A total of 262 groups across the UK received the Award in 2023. Of the nine nominated in Derbyshire, six were successful. They included The Volunteer Centre (Chesterfield and North East Derbyshire), whose support services for the most vulnerable were needed during the pandemic like never before. It was at that time that its volunteers stepped up their shopping service to over 5,000 different referrals, more than any other group in Derbyshire. 

Its current projects are equally as important. Its Derbyshire Home from Hospital Service provides practical support, such as making sure the home environment is warm and comfortable. It also collects medication prescriptions for vulnerable people leaving hospital, or those living at home but at risk of being admitted.

Another 2023 Award recipient was Winster Village Shop, which has been owned and run by the local community since 2005. The shop offers high-quality local produce to residents and visitors alike, including tea and coffee from Chesterfield’s Northern Tea Merchants; fruit and vegetables from Jacksons in Clay Cross; and fresh and deli meats from Critchlows of Bakewell. To cater for a burgeoning number of self-catering holidaymakers, it plans to offer breakfast boxes. 

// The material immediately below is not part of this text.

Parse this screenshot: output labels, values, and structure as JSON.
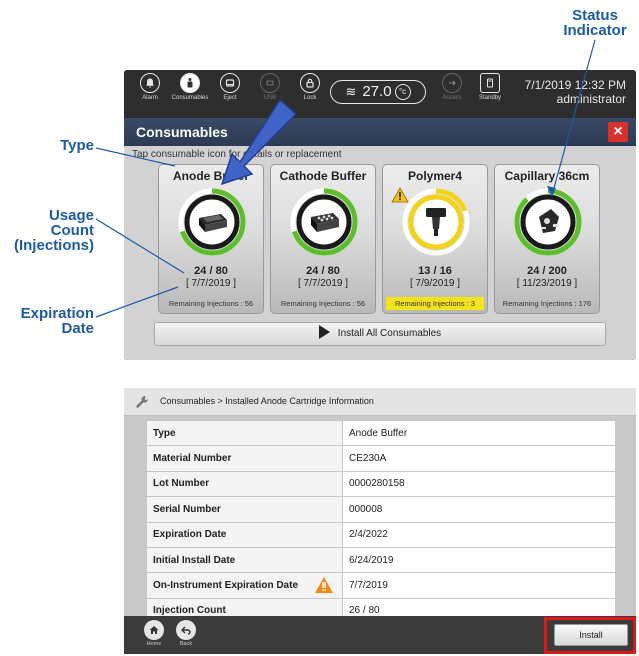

Winning the award clearly brings prestige. A crystal award and a certificate bearing His Majesty’s signature are presented by the Lord-Lieutenant and successful groups are invited to nominate two volunteers to attend a Royal Garden Party. The award is granted for life and being offered the right to use the KAVS logo undoubtedly has a lasting impact on successful groups. The Royal stamp of approval not only generates positive press coverage but gives future donors the confidence that the group is worthy of their support.  

A total of 15 Derbyshire groups have been nominated for the 2024 Award. 

They include Dronfield First Responders, a scheme founded and run by volunteers who give up their spare time 24/7 365 days a year to help the ambulance service respond to 999 calls. Chest pain, difficulty breathing and cardiac arrests continue to be the group’s first priority although it might be called to attend any local medical incident, with the exception of women in labour, across the S18 area.

Group co-ordinator Neil Hayter says: “Keeping this vital community service going relies on sponsorship, donations and fundraising to raise the money needed to buy, maintain and replace the specialised medical equipment required. We are often the first on the scene and what stands us apart is that we are extremely well equipped thanks to all the support we get from the local community. We even have portable shelters in case of attendance at an outdoor emergency; and there are over 40 defibrillators located around the town and surrounding villages.” 

“The coaches and volunteers who run the club help so many people to achieve a level of the impossible. I couldn’t think of anyone more deserving of this award.”

Another worthy nominee this year is Pleasley Canoe Club, a kayaking and outdoor activity club based at Tapton Lock, providing fun, health, sporting and social activities for anyone of any age. Co-founder Dale Smith says: “We don’t just paddle on the canal, we do crazy things on waterfalls and white-water rafting! We’ve been involved in all sorts over the last 30 years – not just in teaching people to kayak and reach Olympic standard but in hosting Belarusian children suffering leukaemia, acting as the safety boat for films and being included in the footage to promote BBC Children in Need. All that said, our nomination was a total surprise and we’ve been blown away by it!”

The club’s nomination came from Nukshi Velebny, who has been supported by the club in overcoming a fear of water brought on by two incidents of near drowning in her younger days. She explains why she considered the club so worthy: “The coaches and volunteers who run the club help so many people to achieve a level of the impossible. I couldn’t think of anyone more deserving of this award.”

If there is a volunteer group close to your heart, you have until September 15 to nominate them for the 2025 awards. The 2024 award winners will be announced in November. 

Editor’s Note: Further information on the award is available at: https://kavs.dcms.gov.uk.